Tobacco use and exposure to tobacco smoke are significant public health concerns, as they are known to be linked to a wide range of illnesses, including cancer, heart disease, and respiratory problems.
In addition to tar and carbon monoxide, tobacco products, and tobacco smoke have also been shown to contain a vast array of other chemicals, known as Harmful and Potentially Harmful Constituents (HPHCs). In this post, we will discuss what HPHCs are, why they are a concern, and what HPHC testing for tobacco products and tobacco smoke involves.
What Are HPHCs?
HPHCs are substances that are known or suspected to cause harm to human health or contribute to disease, even at low levels of exposure. These compounds are present in a variety of products and materials, such as synthetic fabrics, fragrances, and combustible cigarette smoke. HPHCs include carcinogens, toxins, irritants, and other harmful chemicals that can impact both smokers and non-smokers.
In March 2012, the United States Food and Drug Administration (FDA) published a preliminary list of 93 HPHCs related specifically to tobacco products. This list has been further divided into subsets of the most common HPHCs based on the product type and concentrations that have been typically seen.

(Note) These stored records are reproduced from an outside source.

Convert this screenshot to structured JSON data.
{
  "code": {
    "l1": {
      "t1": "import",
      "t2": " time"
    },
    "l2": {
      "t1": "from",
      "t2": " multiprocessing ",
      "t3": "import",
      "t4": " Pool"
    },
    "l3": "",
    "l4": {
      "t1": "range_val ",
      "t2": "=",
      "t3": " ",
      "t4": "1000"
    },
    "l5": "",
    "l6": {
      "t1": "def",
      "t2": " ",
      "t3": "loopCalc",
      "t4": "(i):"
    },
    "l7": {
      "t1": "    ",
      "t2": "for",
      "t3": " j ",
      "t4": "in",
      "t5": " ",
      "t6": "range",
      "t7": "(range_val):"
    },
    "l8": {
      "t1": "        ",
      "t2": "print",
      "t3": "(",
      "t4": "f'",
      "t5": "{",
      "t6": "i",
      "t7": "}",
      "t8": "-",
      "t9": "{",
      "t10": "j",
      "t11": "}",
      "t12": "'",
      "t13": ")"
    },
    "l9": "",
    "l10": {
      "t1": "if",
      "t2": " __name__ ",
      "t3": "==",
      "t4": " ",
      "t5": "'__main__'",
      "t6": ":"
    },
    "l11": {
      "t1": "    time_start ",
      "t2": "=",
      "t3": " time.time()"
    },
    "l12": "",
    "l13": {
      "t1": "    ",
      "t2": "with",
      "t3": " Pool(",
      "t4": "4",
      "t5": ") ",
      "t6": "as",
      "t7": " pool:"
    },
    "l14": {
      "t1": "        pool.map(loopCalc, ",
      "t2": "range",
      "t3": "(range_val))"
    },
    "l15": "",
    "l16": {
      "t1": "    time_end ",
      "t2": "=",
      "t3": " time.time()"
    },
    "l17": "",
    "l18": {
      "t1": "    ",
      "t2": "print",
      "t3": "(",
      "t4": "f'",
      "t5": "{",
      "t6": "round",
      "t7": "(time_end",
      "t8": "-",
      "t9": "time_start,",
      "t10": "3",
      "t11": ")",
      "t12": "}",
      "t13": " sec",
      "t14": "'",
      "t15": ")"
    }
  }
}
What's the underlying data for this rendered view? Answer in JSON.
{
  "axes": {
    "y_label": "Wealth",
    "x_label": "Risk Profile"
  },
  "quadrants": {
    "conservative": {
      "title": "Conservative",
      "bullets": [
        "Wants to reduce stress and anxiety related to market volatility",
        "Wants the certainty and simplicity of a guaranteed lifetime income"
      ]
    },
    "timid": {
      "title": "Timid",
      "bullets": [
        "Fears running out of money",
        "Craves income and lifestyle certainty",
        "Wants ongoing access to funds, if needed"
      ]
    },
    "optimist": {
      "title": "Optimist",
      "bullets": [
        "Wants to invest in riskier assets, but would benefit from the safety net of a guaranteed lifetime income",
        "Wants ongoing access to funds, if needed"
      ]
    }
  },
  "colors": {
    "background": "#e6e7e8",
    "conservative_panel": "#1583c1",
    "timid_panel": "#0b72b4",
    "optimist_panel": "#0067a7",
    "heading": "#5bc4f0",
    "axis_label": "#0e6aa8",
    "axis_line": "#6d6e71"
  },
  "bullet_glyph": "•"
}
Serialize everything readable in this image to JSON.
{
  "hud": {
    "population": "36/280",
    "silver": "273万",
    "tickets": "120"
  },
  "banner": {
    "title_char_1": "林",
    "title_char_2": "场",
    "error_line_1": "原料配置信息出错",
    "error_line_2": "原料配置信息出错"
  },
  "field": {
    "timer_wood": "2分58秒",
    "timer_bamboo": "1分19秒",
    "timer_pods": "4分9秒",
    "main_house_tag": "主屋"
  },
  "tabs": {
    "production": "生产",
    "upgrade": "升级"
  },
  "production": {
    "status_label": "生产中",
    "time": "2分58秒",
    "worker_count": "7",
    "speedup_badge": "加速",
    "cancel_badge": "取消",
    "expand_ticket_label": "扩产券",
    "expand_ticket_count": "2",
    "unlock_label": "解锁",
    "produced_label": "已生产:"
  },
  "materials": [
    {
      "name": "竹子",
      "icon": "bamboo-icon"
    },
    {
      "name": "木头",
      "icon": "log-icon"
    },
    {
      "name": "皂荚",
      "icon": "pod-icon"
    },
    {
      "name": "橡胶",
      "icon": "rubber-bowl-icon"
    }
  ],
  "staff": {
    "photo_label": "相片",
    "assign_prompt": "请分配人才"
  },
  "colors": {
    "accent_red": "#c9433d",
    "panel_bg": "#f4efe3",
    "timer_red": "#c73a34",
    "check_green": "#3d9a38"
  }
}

Why Are HPHCs a Concern?
Long-term exposure to HPHCs can lead to a variety of illnesses, including respiratory problems, cardiovascular disease, and potentially even cancer. Exposure to an HPHC can occur both directly to the user and indirectly to others, as in the case of secondhand smoke.
What is HPHC Testing?
HPHC testing is a method of analyzing tobacco products and tobacco smoke to identify and quantify HPHCs. The FDA requires tobacco product manufacturers to submit detailed information about the composition of their products, including the type, quantity, and information related to harmful constituents. HPHC testing is conducted using advanced technological and scientific methods, such as gas chromatography-mass spectrometry (GC-MS) and liquid chromatography-tandem mass spectrometry (LC-MS/MS), to accurately identify and measure the HPHCs in the samples.
Why is HPHC Testing Important?
HPHC testing is a vital aspect of tobacco product regulation to protect public health and the environment. It helps manufacturers understand both the composition of their products and the potential health effects associated with their use.
The data generated from HPHC testing can be used to develop and enforce regulations, policies, and standards for tobacco products. HPHC testing can also help consumers make informed choices about the tobacco products they use and help healthcare professionals and researchers develop effective prevention, cessation, and reduced harm strategies.
What Are the Challenges Associated With HPHC Testing?
HPHC testing is a complex and challenging process that requires a comprehensive understanding of tobacco products and smoke chemistry. This is because different tobacco products have different compositions and may contain different HPHCs.
The analytical methods used in HPHC testing are highly sensitive and require specialized instruments and expertise. Sample preparation, analysis, and interpretation must be scientifically sound and reliable to generate accurate and reproducible results.
Regulatory agencies must ensure that HPHC testing is conducted appropriately and that the data generated is meaningful and useful for regulatory decision-making.
Reducing Harm from HPHCs in Tobacco
Currently, the FDA is actively researching how to effectively inform the public about the hazardous chemicals potentially present in tobacco products and smoke. This includes communicating the levels of HPHCs in various brands and sub-brands. In the meantime, the FDA is also incorporating messages about HPHCs into its ongoing public health campaigns.
To make an impact now, HPHC testing is a critical aspect of tobacco product regulation to identify HPHCs and should be used to develop and enforce science-based policies and strategies to reduce the health effects of tobacco products and tobacco smoke on the public and the environment. Reach out today to find out how Enthalpy Specialty Labs can help in this testing process.